Christine Seroogy, MD

Position title: Professor

Division of Allergy, Immunology, and Rheumatology


BS, University of Wisconsin–Madison, Madison, Wisconsin
MD, University of Minnesota Medical School, Minneapolis, Minnesota
Predoctoral Fellowship, University of Minnesota, Minneapolis, Minnesota
Internship, Pediatrics, University of California, San Diego, California
Residency, Pediatrics, Boston Children’s, Harvard University, Boston, Massachusetts
Clinical Fellowship, Allergy, Immunology, and Rheumatology, University of California, San Francisco, California
Postdoctoral Fellowship, Stanford University, Stanford, California

Professional Activities

Dr. Christine Seroogy is tenured professor in the Division of Allergy, Immunology, and Rheumatology. She is also the assistant medical director of the clinical research unit which is supported by the Institute for Clinical and Translational Research (ICTR). Seroogy has co-led the NIH funded Wisconsin Infant Study Cohort (WISC) since its inception in 2013.
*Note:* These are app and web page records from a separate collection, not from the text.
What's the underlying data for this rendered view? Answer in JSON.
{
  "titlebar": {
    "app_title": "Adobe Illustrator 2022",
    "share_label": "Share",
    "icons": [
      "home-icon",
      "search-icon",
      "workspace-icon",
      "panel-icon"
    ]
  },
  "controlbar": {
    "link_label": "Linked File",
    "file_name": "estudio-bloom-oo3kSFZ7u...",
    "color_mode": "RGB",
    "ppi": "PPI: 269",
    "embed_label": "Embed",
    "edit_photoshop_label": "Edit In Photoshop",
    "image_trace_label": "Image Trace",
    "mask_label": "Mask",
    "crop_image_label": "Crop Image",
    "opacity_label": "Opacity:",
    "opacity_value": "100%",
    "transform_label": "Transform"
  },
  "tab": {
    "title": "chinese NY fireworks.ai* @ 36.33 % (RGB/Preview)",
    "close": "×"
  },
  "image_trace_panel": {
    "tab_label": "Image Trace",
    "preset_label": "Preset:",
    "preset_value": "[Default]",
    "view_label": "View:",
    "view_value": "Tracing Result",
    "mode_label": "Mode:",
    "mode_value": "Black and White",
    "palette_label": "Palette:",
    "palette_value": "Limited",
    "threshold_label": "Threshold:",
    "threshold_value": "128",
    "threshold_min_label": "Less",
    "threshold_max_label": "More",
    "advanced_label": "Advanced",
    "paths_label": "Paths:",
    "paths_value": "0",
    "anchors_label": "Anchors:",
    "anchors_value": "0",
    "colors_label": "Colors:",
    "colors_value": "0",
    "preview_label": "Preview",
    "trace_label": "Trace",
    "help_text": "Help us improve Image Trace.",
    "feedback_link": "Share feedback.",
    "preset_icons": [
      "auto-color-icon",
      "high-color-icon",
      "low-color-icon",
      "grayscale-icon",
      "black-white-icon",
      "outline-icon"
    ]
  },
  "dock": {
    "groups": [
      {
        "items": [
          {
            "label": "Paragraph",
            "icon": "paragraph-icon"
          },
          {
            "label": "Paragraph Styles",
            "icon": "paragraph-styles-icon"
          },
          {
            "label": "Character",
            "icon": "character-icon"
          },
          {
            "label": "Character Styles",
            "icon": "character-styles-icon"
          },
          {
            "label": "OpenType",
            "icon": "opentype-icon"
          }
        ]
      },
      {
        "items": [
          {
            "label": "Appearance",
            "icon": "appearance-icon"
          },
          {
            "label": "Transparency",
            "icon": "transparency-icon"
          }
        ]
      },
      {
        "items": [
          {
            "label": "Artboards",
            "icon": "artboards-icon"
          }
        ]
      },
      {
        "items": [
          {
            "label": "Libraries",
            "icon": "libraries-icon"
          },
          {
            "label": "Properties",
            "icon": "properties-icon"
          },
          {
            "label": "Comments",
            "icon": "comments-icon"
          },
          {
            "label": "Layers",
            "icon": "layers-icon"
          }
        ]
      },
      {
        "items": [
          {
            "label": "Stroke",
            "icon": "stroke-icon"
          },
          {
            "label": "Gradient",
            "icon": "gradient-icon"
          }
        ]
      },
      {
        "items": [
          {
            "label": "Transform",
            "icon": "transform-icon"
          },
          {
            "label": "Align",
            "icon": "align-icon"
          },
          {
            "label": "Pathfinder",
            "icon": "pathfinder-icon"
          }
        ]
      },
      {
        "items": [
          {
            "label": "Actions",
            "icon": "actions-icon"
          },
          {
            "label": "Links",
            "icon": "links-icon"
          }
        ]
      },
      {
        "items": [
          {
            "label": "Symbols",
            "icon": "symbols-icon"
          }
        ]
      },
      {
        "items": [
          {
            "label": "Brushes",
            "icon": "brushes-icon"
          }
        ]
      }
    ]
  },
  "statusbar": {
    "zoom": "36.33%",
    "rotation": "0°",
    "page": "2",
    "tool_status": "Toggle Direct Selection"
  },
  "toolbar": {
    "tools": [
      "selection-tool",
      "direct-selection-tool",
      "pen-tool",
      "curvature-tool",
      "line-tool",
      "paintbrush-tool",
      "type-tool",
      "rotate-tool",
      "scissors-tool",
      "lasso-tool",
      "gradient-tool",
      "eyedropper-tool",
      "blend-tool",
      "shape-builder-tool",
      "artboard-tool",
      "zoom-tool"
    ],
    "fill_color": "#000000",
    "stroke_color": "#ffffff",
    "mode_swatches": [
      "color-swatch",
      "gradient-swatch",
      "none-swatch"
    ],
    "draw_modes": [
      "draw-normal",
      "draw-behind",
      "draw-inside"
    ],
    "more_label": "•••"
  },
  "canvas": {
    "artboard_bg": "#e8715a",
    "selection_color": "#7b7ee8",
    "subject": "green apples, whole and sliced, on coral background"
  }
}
Clinical Interests

Seroogy oversees the Primary Immunodeficiency Clinic at the American Family Children’s Hospital. She has also been a consultant for the Wisconsin Newborn Screening Severe Combined Immune Deficiency program since 2008. Seroogy has a long-standing commitment to improving health care delivery to Wisconsin Plain communities. Through this work, she has worked with numerous community and academic partners as well as the Plain community to improve access to health care and develop cutting edge, low cost testing.

Research Interests

Seroogy’s research program is aimed at characterizing early life immune development using unique birth cohorts and multi-omic technologies. The ultimate goal of this work is to define the mechanistic underpinnings of microbial and immune interfaces which modulate risk for allergic inflammation to inform future primary prevention strategies. Seroogy has authored over 90 peer-reviewed manuscripts and is a contributing author for several textbooks in the field of allergy and immunology.